To me this is like Nader in 2000 but worse. Democracy matters! Elections have consequences! And now in late November 2008 I ponder these things with the words of President-Elect Barack Obama ringing in my ears:

If there is anyone out there who still doubts that America is a place where all things are possible, who still wonders if the dream of our founders is alive in our time, who still questions the power of our democracy, tonight is your answer.

Mexico has - or at least says it has - a democracy, too. Better experts than I can judge whether Mexico`s democracy is better or worse than ours. But I don´t understand why Subcomandante Marcos doesn´t just run for office. Last night former Kevin Johnson, former Phoenix Suns point guard and now mayor of Sacramento, was on the Colbert Report. He said he decided to run for mayor because, well, there were a lot of problems in Sacramento and he believed he could do a better job than the current mayor. So he ran. And he won. He makes it sound so simple! But of course, in real life it´s not so simple. And yet...and yet, it is, isn´t it? Obama built an organization, and through a lot of hard work by a lot of people he won election to the highest office in our land. Now he has a chance to make some real changes. Not the chance to fix everything, but certainly the chance to make some real changes. Why not do the same, Marcos?
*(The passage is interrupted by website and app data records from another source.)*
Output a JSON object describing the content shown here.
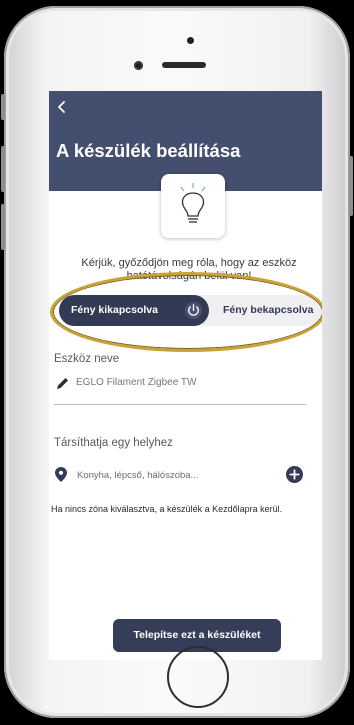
{
  "header": {
    "back_icon": "chevron-left-icon",
    "title": "A készülék beállítása"
  },
  "device": {
    "icon": "light-bulb-icon",
    "hint": "Kérjük, győződjön meg róla, hogy az eszköz hatótávolságán belül van!"
  },
  "light_toggle": {
    "off_label": "Fény kikapcsolva",
    "on_label": "Fény bekapcsolva",
    "selected": "off",
    "icon": "power-icon"
  },
  "device_name": {
    "label": "Eszköz neve",
    "value": "EGLO Filament Zigbee TW",
    "icon": "pencil-icon"
  },
  "location": {
    "label": "Társíthatja egy helyhez",
    "placeholder": "Konyha, lépcső, hálószoba...",
    "pin_icon": "location-pin-icon",
    "add_icon": "add-circle-icon",
    "note": "Ha nincs zóna kiválasztva, a készülék a Kezdőlapra kerül."
  },
  "install_button": {
    "label": "Telepítse ezt a készüléket"
  },
  "colors": {
    "header": "#444e6e",
    "toggle_active": "#333a54",
    "install_button": "#363d58",
    "highlight_ring": "#c9a33a"
  }
}
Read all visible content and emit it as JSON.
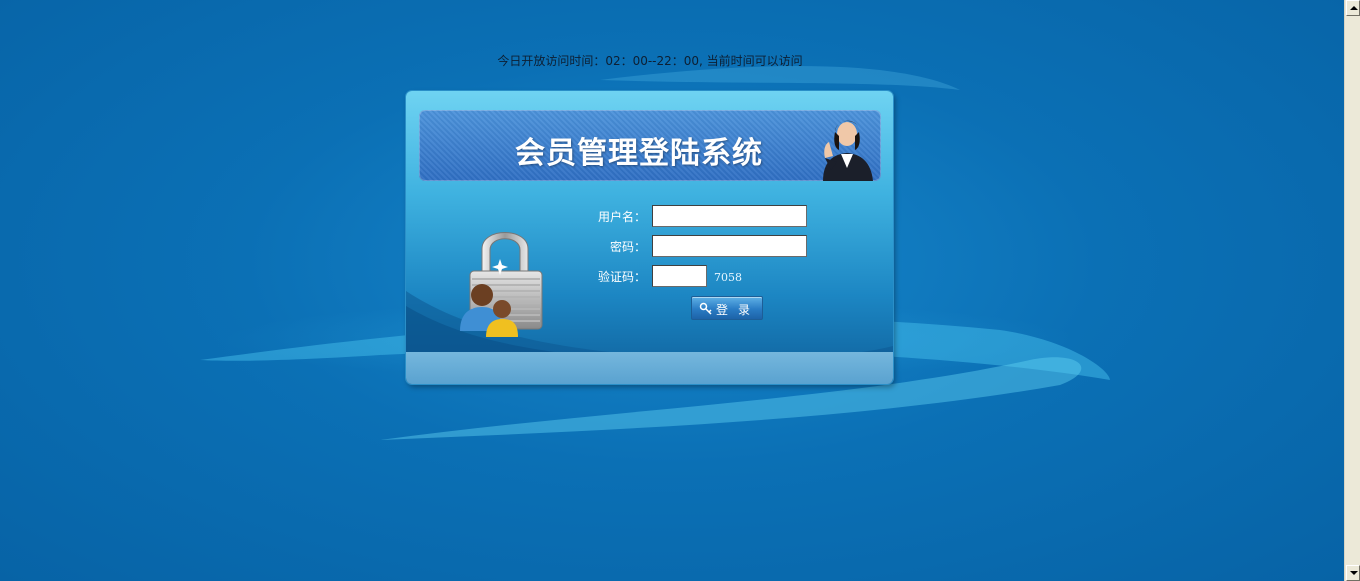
{
  "notice": {
    "text": "今日开放访问时间：02：00--22：00, 当前时间可以访问"
  },
  "banner": {
    "title": "会员管理登陆系统"
  },
  "form": {
    "username_label": "用户名：",
    "username_value": "",
    "password_label": "密码：",
    "password_value": "",
    "captcha_label": "验证码：",
    "captcha_value": "",
    "captcha_code": "7058",
    "login_label": "登录"
  },
  "colors": {
    "background": "#0a6db0",
    "panel_top": "#6fd3f2",
    "banner": "#3a7fd0",
    "button": "#2a7cc4"
  },
  "icons": [
    "lock-users-icon",
    "customer-service-person-icon",
    "key-icon"
  ]
}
I continue to wrestle with this problem. But I know it´s not so simple, too. I know context matters. I know the situation in Chiapas is not the same as that of Chicago. People struggle for change in both places, but they face different opposition. Context matters.

In December 1997, nearly four years after the Zapatista uprising, there was a massacre in the village of Acteal in Chiapas. The community had a reputation for being sympathetic to the Zapatistas. In retribution for this sympathetic attitude, paramilitary groups - whom the government knew existed and still refuses to prosecute - attacked Acteal, killing not just men and women but young children and pregnant women. Click on this link and look just at the ages of the people killed. What army could do something like this? Is it any wonder that when thins like this happen people hate their government and sympathize with Zapatistas? In the face of horrors like this, what else can we do but sit in stunned silence, full of grief, anger, and, worst of all, helplessness?
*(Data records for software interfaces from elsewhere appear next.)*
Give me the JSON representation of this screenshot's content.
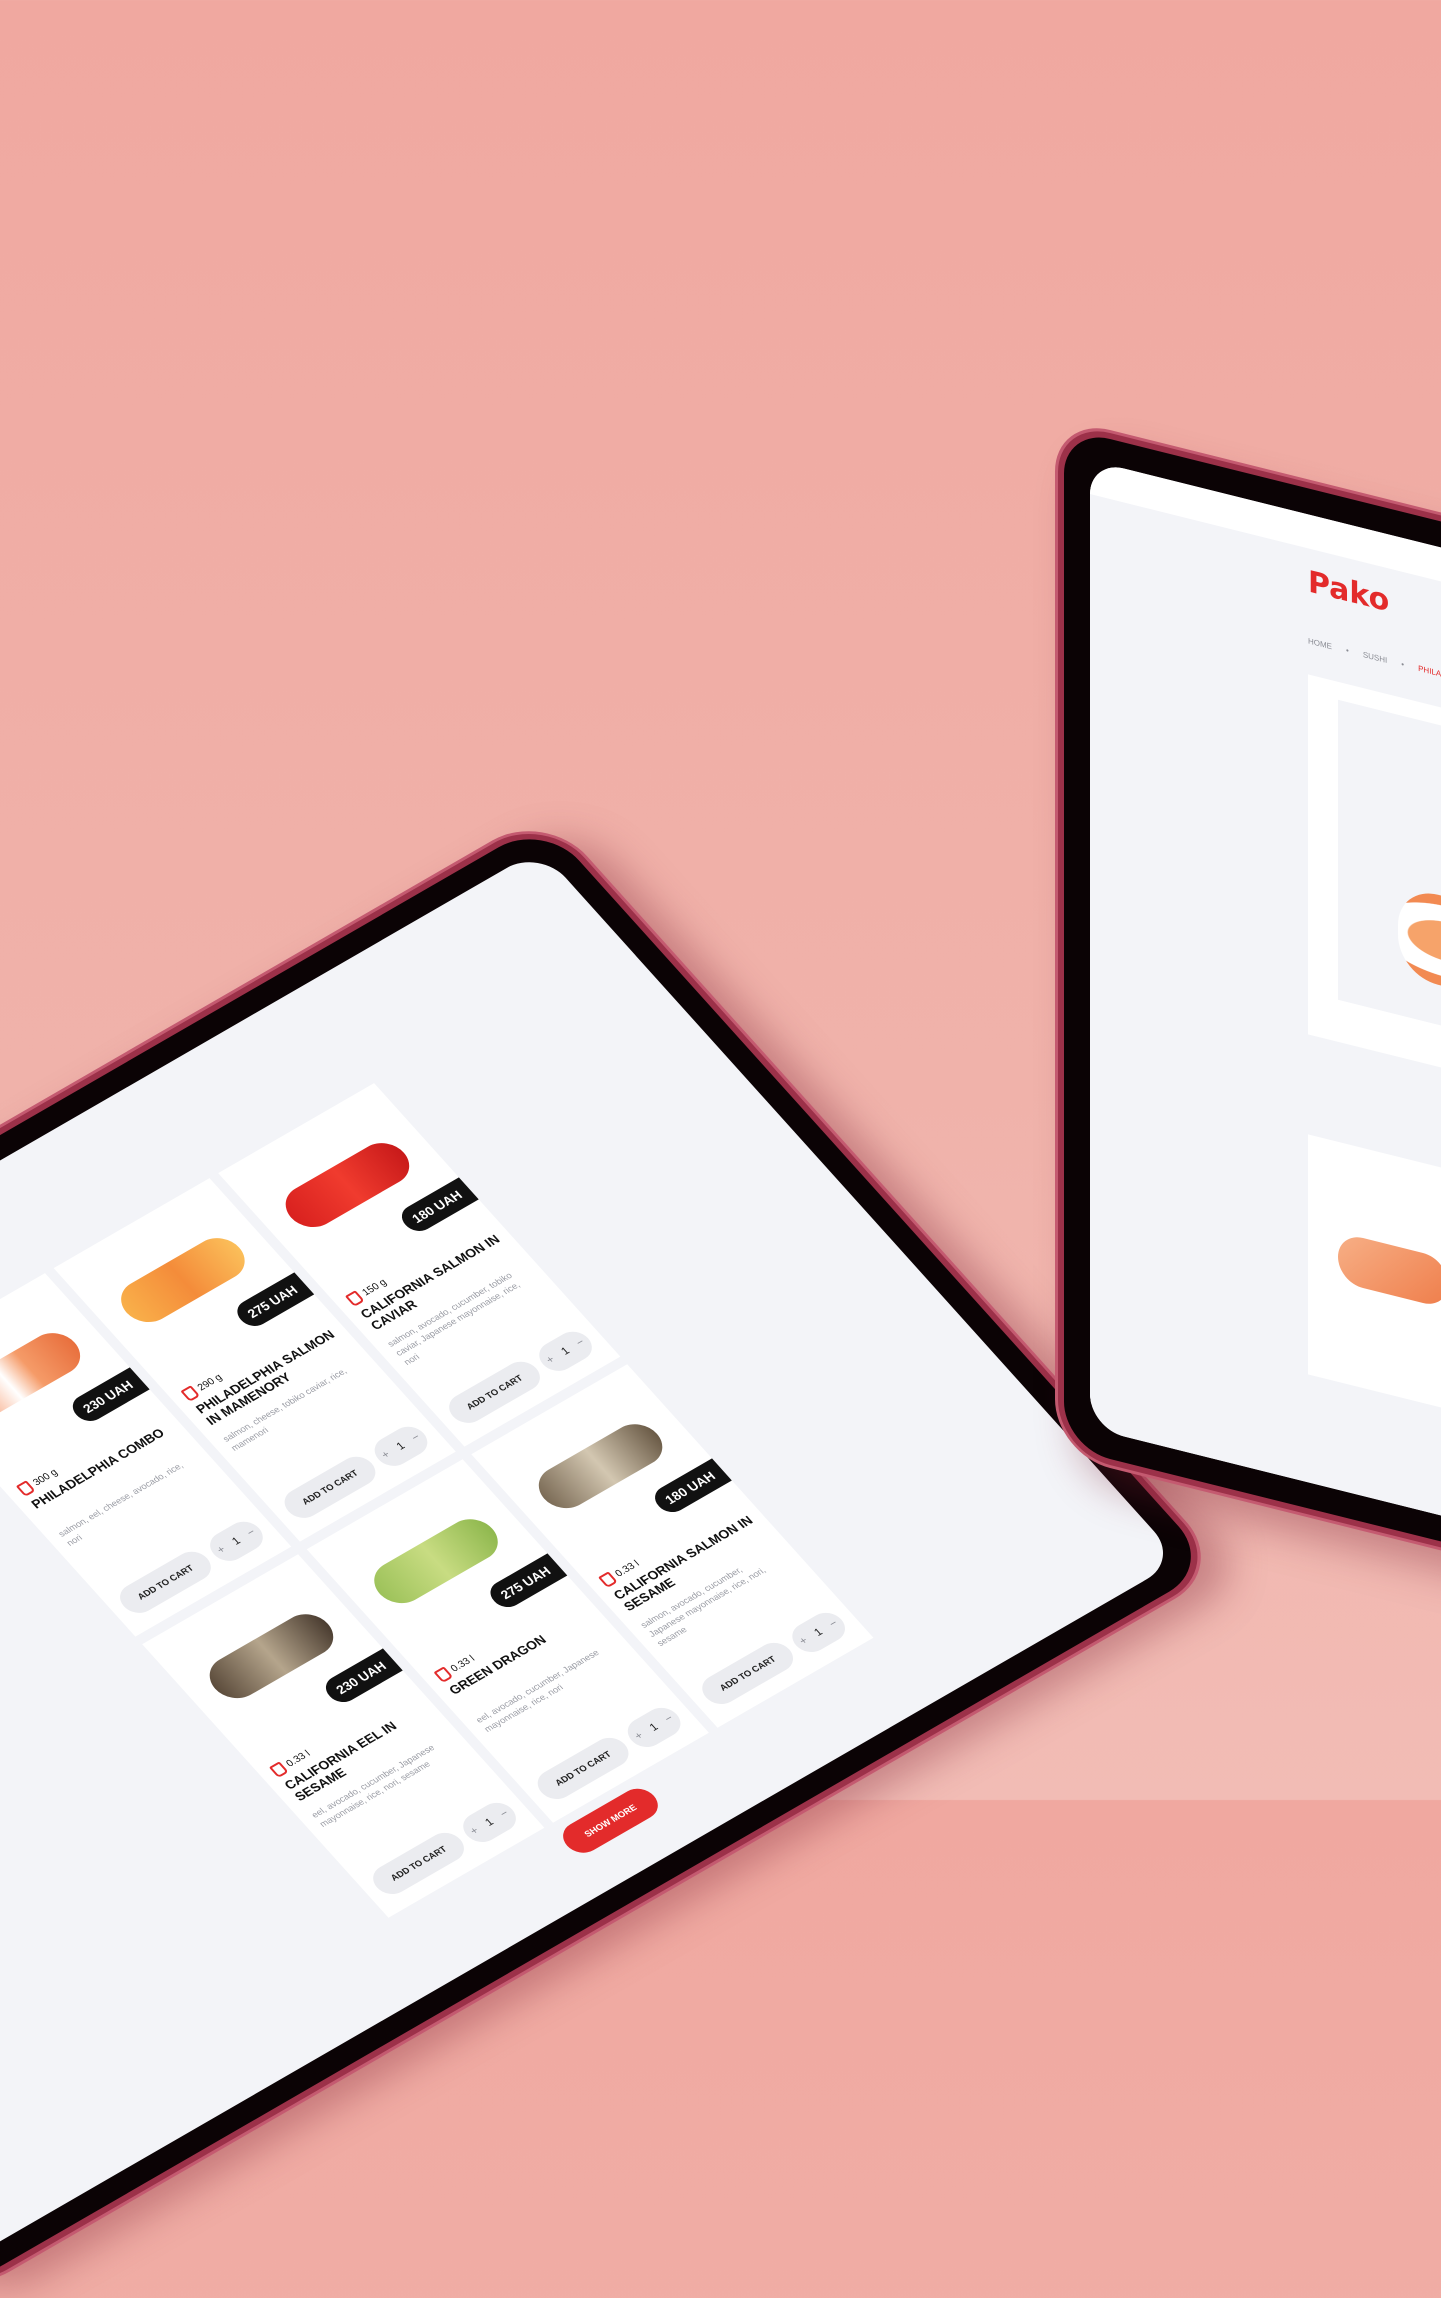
{
  "menu": {
    "items": [
      {
        "price": "230 UAH",
        "meta": "300 g",
        "name": "PHILADELPHIA COMBO",
        "ingredients": "salmon, eel, cheese, avocado, rice, nori",
        "cart": "ADD TO CART",
        "qty": "1",
        "roll": "salmon"
      },
      {
        "price": "275 UAH",
        "meta": "290 g",
        "name": "PHILADELPHIA SALMON IN MAMENORY",
        "ingredients": "salmon, cheese, tobiko caviar, rice, mamenori",
        "cart": "ADD TO CART",
        "qty": "1",
        "roll": "orange"
      },
      {
        "price": "180 UAH",
        "meta": "150 g",
        "name": "CALIFORNIA SALMON IN CAVIAR",
        "ingredients": "salmon, avocado, cucumber, tobiko caviar, Japanese mayonnaise, rice, nori",
        "cart": "ADD TO CART",
        "qty": "1",
        "roll": "red"
      },
      {
        "price": "230 UAH",
        "meta": "0.33 l",
        "name": "CALIFORNIA EEL IN SESAME",
        "ingredients": "eel, avocado, cucumber, Japanese mayonnaise, rice, nori, sesame",
        "cart": "ADD TO CART",
        "qty": "1",
        "roll": "sesame"
      },
      {
        "price": "275 UAH",
        "meta": "0.33 l",
        "name": "GREEN DRAGON",
        "ingredients": "eel, avocado, cucumber, Japanese mayonnaise, rice, nori",
        "cart": "ADD TO CART",
        "qty": "1",
        "roll": "green"
      },
      {
        "price": "180 UAH",
        "meta": "0.33 l",
        "name": "CALIFORNIA SALMON IN SESAME",
        "ingredients": "salmon, avocado, cucumber, Japanese mayonnaise, rice, nori, sesame",
        "cart": "ADD TO CART",
        "qty": "1",
        "roll": "sesame2"
      }
    ],
    "show_more": "SHOW MORE"
  },
  "detail": {
    "logo": "Pako",
    "breadcrumb": [
      "HOME",
      "SUSHI",
      "PHILADE"
    ]
  },
  "colors": {
    "accent": "#e32b2b",
    "background": "#f0a8a0",
    "device": "#9c3149"
  }
}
Next week we go to Chiapas. We will visit Acteal. We will hear the stories of the people. And we hope, we pray, we fervently hope and pray that we might begin to discern the role of the people of God in a world like this.

We ask your prayers, too.


Stan Duncan said...

Excellent blog. I'll continue to read your posts.
Thanks for the information on Rosario Catellanos´ novel. I wasn't aware of it. I have, however, read the People's Church. We met Ruiz some years ago when I was leading a delegation in Chiapas and he was back for a special event and celebrating the Eucharist.
Have you Read John Womack's Rebellion in Chiapas? Mainly a collection of readings, but with a fine (and detailed) introduction.

I also very much appreciated your observation that Tsotsil and others in Chiapas are being forced to give up their own ancient language in order to survive within their own homeland. Reminds me of the Native American Indians in the US who were considered foreign because they were unable to speak English.

And finally, I agree with you about Marcos and "the Other Campaign." Just as Nader did here, that protest campaign threw the election, and just as here it ushered in a very, very, right wing reactionary administration. Marcos is unrepentant, but the people he claims to speak for are suffering.

I'm leading a faith-based delegation to Chiapas in January. Keep in touch. I'll continue to watch for your posts.


Stan Duncan

Mike and Beth said...

Thank you, Matt, for thinking,for writing, for caring. You both remain in our prayers.

From Michigan with Love said...

A classic...How'd you get to be my friend!?!?! You are way smarter than I. :-) Praying always...